Martin's request comes after a failure to secure the necessary votes to favor an old ruling called the "70/70" test. That test gives the FCC the ability to enact new cable regulations if it finds that cable systems with 36 or more activated channels are available to 70 percent of U.S. homes, and 70 percent of those homes subscribe to them.
While there's been no argument about the first prong of that measurement, controversy has surrounded the second. (See Martin Misses.)
Martin had been using data from Warren Communications News Inc. that alleged that the second benchmark, at 71.4 percent, had been met. But other research shows the number of homes subscribing to qualified operators to be well below the 70 percent threshold.
Three FCC commissioners -- Jonathan Adelstein, Robert McDowell, and Deborah Taylor Tate -- did not support Martin on his findings that U.S. cable penetration had exceeded 70 percent. (See NCTA to FCC: 'Hands Off!' )
Martin defended his use of Warren's data and its reporting methods, even though he's taking Warren's word on how it arrives at its figures without doing his own research.
But, after failing to find support with the other commissioners, Martin now concedes that the FCC should do its own homework. "As a result, we conclude that the only way to accurately measure the 70/70 test is to collect data directly from the cable industry," the FCC said in a release issued late Tuesday night. (See FCC Calls for Cable Data.)
Under a Notice of Inquiry for the 14th Annual Video Competition Report, the FCC is now calling on each cable operator to submit the following information from 2006 within 60 days "under penalty of perjury":
- The total number of homes the cable operator currently passes
- The total number of homes the operator currently passes with 36 or more activated channels
- The total number of subscribers
- The total number of subscribers with 36 or more activated channels
While Martin had to compromise on the 70/70 front, Tuesday wasn't a total loss for his (anti?) cable agenda.

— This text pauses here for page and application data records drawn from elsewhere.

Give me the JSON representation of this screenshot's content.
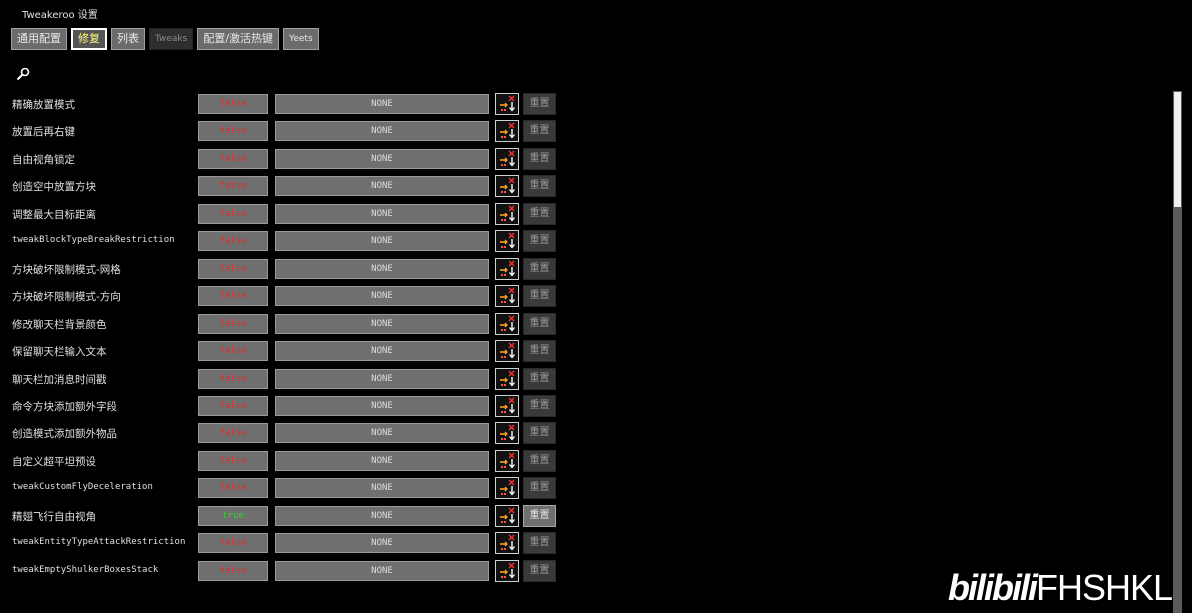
{
  "window": {
    "title": "Tweakeroo 设置"
  },
  "tabs": [
    {
      "label": "通用配置",
      "state": "normal"
    },
    {
      "label": "修复",
      "state": "active"
    },
    {
      "label": "列表",
      "state": "normal"
    },
    {
      "label": "Tweaks",
      "state": "disabled"
    },
    {
      "label": "配置/激活热键",
      "state": "normal"
    },
    {
      "label": "Yeets",
      "state": "normal"
    }
  ],
  "search": {
    "icon": "magnifier-icon"
  },
  "reset_label": "重置",
  "rows": [
    {
      "label": "精确放置模式",
      "value": "false",
      "hotkey": "NONE",
      "reset_enabled": false
    },
    {
      "label": "放置后再右键",
      "value": "false",
      "hotkey": "NONE",
      "reset_enabled": false
    },
    {
      "label": "自由视角锁定",
      "value": "false",
      "hotkey": "NONE",
      "reset_enabled": false
    },
    {
      "label": "创造空中放置方块",
      "value": "false",
      "hotkey": "NONE",
      "reset_enabled": false
    },
    {
      "label": "调整最大目标距离",
      "value": "false",
      "hotkey": "NONE",
      "reset_enabled": false
    },
    {
      "label": "tweakBlockTypeBreakRestriction",
      "value": "false",
      "hotkey": "NONE",
      "reset_enabled": false
    },
    {
      "label": "方块破坏限制模式-网格",
      "value": "false",
      "hotkey": "NONE",
      "reset_enabled": false
    },
    {
      "label": "方块破坏限制模式-方向",
      "value": "false",
      "hotkey": "NONE",
      "reset_enabled": false
    },
    {
      "label": "修改聊天栏背景颜色",
      "value": "false",
      "hotkey": "NONE",
      "reset_enabled": false
    },
    {
      "label": "保留聊天栏输入文本",
      "value": "false",
      "hotkey": "NONE",
      "reset_enabled": false
    },
    {
      "label": "聊天栏加消息时间戳",
      "value": "false",
      "hotkey": "NONE",
      "reset_enabled": false
    },
    {
      "label": "命令方块添加额外字段",
      "value": "false",
      "hotkey": "NONE",
      "reset_enabled": false
    },
    {
      "label": "创造模式添加额外物品",
      "value": "false",
      "hotkey": "NONE",
      "reset_enabled": false
    },
    {
      "label": "自定义超平坦预设",
      "value": "false",
      "hotkey": "NONE",
      "reset_enabled": false
    },
    {
      "label": "tweakCustomFlyDeceleration",
      "value": "false",
      "hotkey": "NONE",
      "reset_enabled": false
    },
    {
      "label": "精翅飞行自由视角",
      "value": "true",
      "hotkey": "NONE",
      "reset_enabled": true
    },
    {
      "label": "tweakEntityTypeAttackRestriction",
      "value": "false",
      "hotkey": "NONE",
      "reset_enabled": false
    },
    {
      "label": "tweakEmptyShulkerBoxesStack",
      "value": "false",
      "hotkey": "NONE",
      "reset_enabled": false
    }
  ],
  "watermark": {
    "brand": "bilibili",
    "user": "FHSHKL"
  },
  "colors": {
    "false": "#e03030",
    "true": "#30d030",
    "background": "#000000"
  }
}
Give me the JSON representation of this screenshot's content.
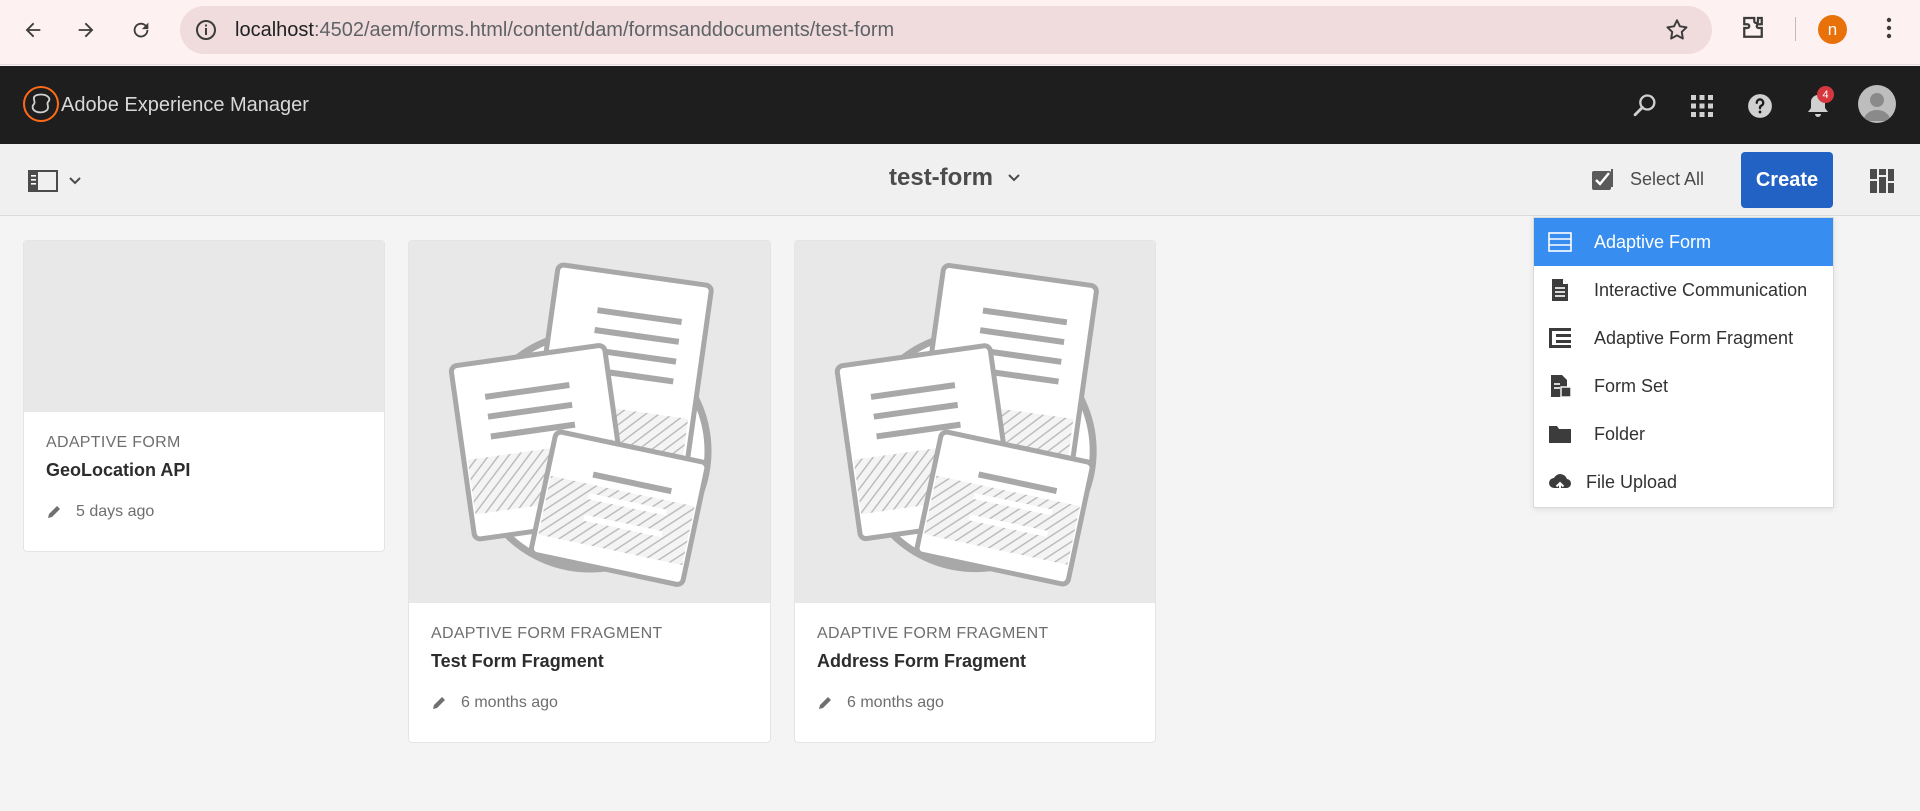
{
  "browser": {
    "url_host": "localhost",
    "url_path": ":4502/aem/forms.html/content/dam/formsanddocuments/test-form",
    "profile_initial": "n"
  },
  "header": {
    "app_title": "Adobe Experience Manager",
    "notification_count": "4"
  },
  "toolbar": {
    "page_title": "test-form",
    "select_all_label": "Select All",
    "create_label": "Create"
  },
  "cards": [
    {
      "type": "ADAPTIVE FORM",
      "title": "GeoLocation API",
      "modified": "5 days ago"
    },
    {
      "type": "ADAPTIVE FORM FRAGMENT",
      "title": "Test Form Fragment",
      "modified": "6 months ago"
    },
    {
      "type": "ADAPTIVE FORM FRAGMENT",
      "title": "Address Form Fragment",
      "modified": "6 months ago"
    }
  ],
  "create_menu": {
    "items": [
      {
        "label": "Adaptive Form",
        "icon": "adaptive-form-icon",
        "active": true
      },
      {
        "label": "Interactive Communication",
        "icon": "document-icon"
      },
      {
        "label": "Adaptive Form Fragment",
        "icon": "form-fragment-icon"
      },
      {
        "label": "Form Set",
        "icon": "form-set-icon"
      },
      {
        "label": "Folder",
        "icon": "folder-icon"
      },
      {
        "label": "File Upload",
        "icon": "cloud-upload-icon"
      }
    ]
  },
  "colors": {
    "header_bg": "#1e1e1e",
    "create_button": "#2262c4",
    "menu_active": "#378ef0",
    "badge": "#d7373f",
    "profile": "#e8710a"
  }
}
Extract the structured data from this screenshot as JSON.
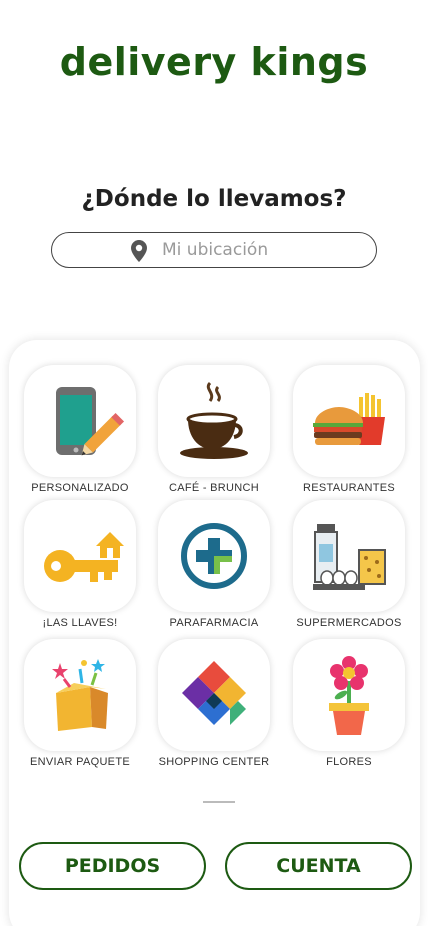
{
  "brand": {
    "name": "delivery kings",
    "color": "#1d5a12"
  },
  "header": {
    "question": "¿Dónde lo llevamos?"
  },
  "location": {
    "placeholder": "Mi ubicación",
    "icon": "location-pin-icon"
  },
  "categories": [
    {
      "label": "PERSONALIZADO",
      "icon": "phone-pencil-icon"
    },
    {
      "label": "CAFÉ - BRUNCH",
      "icon": "coffee-cup-icon"
    },
    {
      "label": "RESTAURANTES",
      "icon": "burger-fries-icon"
    },
    {
      "label": "¡LAS LLAVES!",
      "icon": "house-key-icon"
    },
    {
      "label": "PARAFARMACIA",
      "icon": "pharmacy-cross-icon"
    },
    {
      "label": "SUPERMERCADOS",
      "icon": "groceries-icon"
    },
    {
      "label": "ENVIAR PAQUETE",
      "icon": "gift-box-icon"
    },
    {
      "label": "SHOPPING CENTER",
      "icon": "shopping-diamonds-icon"
    },
    {
      "label": "FLORES",
      "icon": "flower-pot-icon"
    }
  ],
  "footer": {
    "orders_label": "PEDIDOS",
    "account_label": "CUENTA"
  }
}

The FCC still adopted an order that, according to Multichannel News, will force U.S. MSOs to cut leased access channel rates by 75 percent (about 10 cents per month), per subscriber. (See FCC Adopts Leased Access Rules.)
— Jeff Baumgartner, Site Editor, Cable Digital News